1 year on and 8 million meltdowns later here I am, I have just finished my last event of the season with my 2 horses and have some massage clients on my books. Did it all go plain sailing, with a gentle rise to the top where I grasped my dream? Hell no!! At one point in the middle of the year I think I cried nearly every day for a month, I wondered when I was ever going to make any money doing what I loved and I felt I couldn’t even jump a cross pole properly. Not ideal when you are wanting to step up to Novice!
I was sinking, social media was taking over and I questioned how stupid I had been to think this could work, I should just go and get a “proper job”. I didn’t know what to do, I felt I was floating through life and even though I had set myself goals at the beginning of the year I felt they were drifting further and further away from me.
After a pep talk from my amazing jumping trainer Toby (and having another mini meltdown in front of him) I booked to see a Sports Psychologist. I needed help, fast. I came away after our first session mentally and physically drained, but I had a plan and some coping techniques to practice.
My goal of stepping up to Novice this year, on the horse I had produced myself, was still achievable. I was taking control and things were starting to turn around until the time came to actually enter his first Novice! It was no longer a goal in the future it was real. I booked a XC lesson and after a lot of thought decided we weren’t quite ready. I wanted a horse for the future and not to destroy him with my own greed. We were sticking at BE100/100plus and a BE105, if I could find one that wasn’t a million miles away!
It suddenly felt like a weight had been lifted and I could enjoy the rest of my season with no pressure, until my next event came: Somerford. I saw Jeanette Brakewell on a beautiful, smart, dark bay gelding which I had fallen in love with at the beginning of the year, when I had seen it at several other events in the BE100 collecting rings with me. It was a little pocket rocket that pinged everything and here is was effortlessly jumping round the Novice.

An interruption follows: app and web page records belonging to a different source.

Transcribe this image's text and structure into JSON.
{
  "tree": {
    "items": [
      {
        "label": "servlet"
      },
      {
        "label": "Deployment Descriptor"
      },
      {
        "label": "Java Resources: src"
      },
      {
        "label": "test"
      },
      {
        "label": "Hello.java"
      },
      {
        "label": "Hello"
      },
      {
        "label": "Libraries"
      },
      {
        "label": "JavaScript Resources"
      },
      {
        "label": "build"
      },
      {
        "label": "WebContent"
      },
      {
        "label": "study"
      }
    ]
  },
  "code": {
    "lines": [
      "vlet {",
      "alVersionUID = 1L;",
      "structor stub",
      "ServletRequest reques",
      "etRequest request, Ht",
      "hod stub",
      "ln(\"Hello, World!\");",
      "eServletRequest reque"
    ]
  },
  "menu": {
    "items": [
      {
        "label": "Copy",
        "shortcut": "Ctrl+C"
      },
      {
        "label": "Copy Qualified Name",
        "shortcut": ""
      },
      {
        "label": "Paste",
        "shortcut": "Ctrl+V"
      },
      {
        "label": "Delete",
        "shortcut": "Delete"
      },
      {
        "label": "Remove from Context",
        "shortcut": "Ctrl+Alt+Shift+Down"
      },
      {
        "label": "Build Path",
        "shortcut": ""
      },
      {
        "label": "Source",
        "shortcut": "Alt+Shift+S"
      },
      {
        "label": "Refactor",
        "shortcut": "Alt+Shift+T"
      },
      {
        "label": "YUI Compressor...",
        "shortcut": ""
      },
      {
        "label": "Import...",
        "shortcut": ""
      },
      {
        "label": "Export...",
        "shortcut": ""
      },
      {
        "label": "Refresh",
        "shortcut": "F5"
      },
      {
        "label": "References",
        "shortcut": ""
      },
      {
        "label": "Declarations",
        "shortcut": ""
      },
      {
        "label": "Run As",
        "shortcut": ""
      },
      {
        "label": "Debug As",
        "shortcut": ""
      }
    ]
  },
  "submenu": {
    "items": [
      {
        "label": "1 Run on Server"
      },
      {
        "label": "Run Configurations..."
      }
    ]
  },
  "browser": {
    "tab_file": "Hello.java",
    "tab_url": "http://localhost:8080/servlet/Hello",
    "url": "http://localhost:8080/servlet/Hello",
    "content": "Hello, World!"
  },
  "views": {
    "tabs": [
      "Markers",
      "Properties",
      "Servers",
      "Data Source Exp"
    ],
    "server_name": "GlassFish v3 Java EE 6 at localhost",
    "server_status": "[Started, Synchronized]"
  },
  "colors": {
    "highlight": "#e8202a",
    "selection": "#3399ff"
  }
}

So, the moment of going double clear and coming 8th at Somerford, qualifying us for the BE100 Badminton Grassroots Regional Finals next year, was ruined by my unrealistic comparison to a multi-medalist Olympic event rider. Even though I was over the moon with Paddy, and 1 of my goals for the year had been achieved, I once again felt I was falling behind and wasn’t moving forward.
I saw endless pictures and posts of friends, peers, nervous and professional riders either doing really well or having the ability to turn what on paper may have looked like a bad day into a successful learning curve which they were still over the moon about. I was envious of their ability to do that and was too afraid to post that my new 5yr old, bought earlier this year to produce, had gone to his second BE event and had a spooky runout XC at fence 2, even though he had done a 27 dressage and flown the rest of the XC course whilst behaving like a dream all day. To me I had failed.
I couldn’t believe I had become so obsessed with what other people thought of me. I needed a break. I decided to go cold turkey on social media! I stoped looking, stopped obsessing and stopping comparing. I went out and had fun on my horses and started helping friends more with theirs. It was working and we were succeeding. Kelsall came and went and we had an amazing time, Paddy jumped mega coming 2nd gaining us another Regional Final qualification for next year.
Did I cure my anxiety with the pressures of social media? No. I still have that, but with the help of others I feel I am able to manage it better. The more I talk to people the more I realise we all do the same thing, we all sugar coat our lives some way or another. There is no shame in doing this and sometimes we all need a bit of sparkle in our life to keep us going. However, it’s important to remember that when you are having a down day – you are definitely not alone.